      • We ran a plant survey of a 10.5ft by 220ft coke calcining kiln system for high grade petroleum coke in Texas, (Actually this is the 14 coke calcining plant that we have Surveyed). For this client, we included their cooler’s multi-clone efficiency study on the same day as the kiln, incinerator, and cooler. We plotted the cyclone’s efficiency vs. particle size, and reported that 200 lbs/hr could be recovered by improving the cyclone.

    • Al, I understand you also do work in Venezuela? 
      • I received a call from Kaiser Aluminum, Chalmette LA to inform me that three engineers were there, requesting assistance to build a new plant in Venezuela . APS ended up assisting their Caracas office in doing a Coke Calcining Plant including kiln sizing, materials-handling for storage, etc. We designed a Rotary Dryer System. Later we were given a contract by CVG to find 15,000 missing tons of Alumina they had produced. This involved Chemical calculations, flow checking etc. The Vice presidents were sufficiently pleased, to offer APS another job.
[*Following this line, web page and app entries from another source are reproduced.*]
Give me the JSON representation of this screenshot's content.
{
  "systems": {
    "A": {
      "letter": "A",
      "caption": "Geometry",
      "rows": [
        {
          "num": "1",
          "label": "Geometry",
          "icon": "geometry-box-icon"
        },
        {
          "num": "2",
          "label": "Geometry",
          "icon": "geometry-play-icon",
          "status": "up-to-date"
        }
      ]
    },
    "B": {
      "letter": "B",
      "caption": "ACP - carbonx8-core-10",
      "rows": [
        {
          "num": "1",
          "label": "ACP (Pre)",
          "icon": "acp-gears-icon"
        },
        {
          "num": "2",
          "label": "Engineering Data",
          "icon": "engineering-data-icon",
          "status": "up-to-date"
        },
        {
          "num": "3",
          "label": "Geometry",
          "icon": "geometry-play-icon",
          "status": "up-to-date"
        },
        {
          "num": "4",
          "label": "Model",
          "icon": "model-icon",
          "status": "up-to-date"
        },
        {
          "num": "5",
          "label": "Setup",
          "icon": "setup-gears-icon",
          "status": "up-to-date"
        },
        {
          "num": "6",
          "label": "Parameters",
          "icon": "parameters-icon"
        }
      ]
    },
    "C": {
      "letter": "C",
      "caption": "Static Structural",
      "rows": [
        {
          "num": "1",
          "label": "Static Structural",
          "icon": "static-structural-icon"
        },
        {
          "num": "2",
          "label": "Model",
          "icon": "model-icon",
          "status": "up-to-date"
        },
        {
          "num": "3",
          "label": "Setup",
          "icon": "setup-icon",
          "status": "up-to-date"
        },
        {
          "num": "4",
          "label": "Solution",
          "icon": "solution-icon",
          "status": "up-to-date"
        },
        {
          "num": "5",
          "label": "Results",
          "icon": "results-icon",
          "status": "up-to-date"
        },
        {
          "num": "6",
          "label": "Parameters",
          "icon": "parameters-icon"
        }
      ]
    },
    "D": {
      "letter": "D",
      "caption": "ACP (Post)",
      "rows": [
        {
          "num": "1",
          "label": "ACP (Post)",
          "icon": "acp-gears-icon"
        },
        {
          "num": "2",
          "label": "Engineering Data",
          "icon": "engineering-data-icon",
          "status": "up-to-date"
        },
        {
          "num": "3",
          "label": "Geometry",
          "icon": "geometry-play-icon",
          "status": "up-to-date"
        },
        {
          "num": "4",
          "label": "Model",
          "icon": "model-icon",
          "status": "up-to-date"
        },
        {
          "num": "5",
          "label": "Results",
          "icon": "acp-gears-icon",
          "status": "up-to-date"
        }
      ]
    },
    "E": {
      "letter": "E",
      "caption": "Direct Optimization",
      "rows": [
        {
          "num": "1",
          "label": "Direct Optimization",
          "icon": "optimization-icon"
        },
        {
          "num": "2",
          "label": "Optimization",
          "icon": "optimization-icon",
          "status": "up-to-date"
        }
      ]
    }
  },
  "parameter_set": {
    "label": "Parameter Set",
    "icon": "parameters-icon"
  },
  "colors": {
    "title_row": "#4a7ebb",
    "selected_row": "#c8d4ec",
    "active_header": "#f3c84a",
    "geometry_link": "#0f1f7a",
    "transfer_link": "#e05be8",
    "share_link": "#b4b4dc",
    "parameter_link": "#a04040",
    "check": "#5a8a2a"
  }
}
    • I understand that you found 300,000 tons of missing Bauxite ore. How did you do this?
      • It was interesting that 300,000 tons of Bauxite were “missing.” A new Vice president and new Chief engineer wanted this material “found” before they would accept responsibility for the bauxite plant. Careful weekly inventories and accounting had been kept for the last 12 years. We measured inventory in piles 40ft high and 300ft long; Developed new density equations vs. height, examined operating procedures, developed new methods for performing Chemical calculations for bauxite consumed in making Alumina, and for measuring barges, conveyor flows, etc. We found the error in inventory of incoming and out-going bauxite. The recording accountants were surprised by our simplifying inventory equation. As an example, we used the inventory of shirts in a haberdashery store. Surprisingly, such inventories need not be made very accurately, since errors cancel out.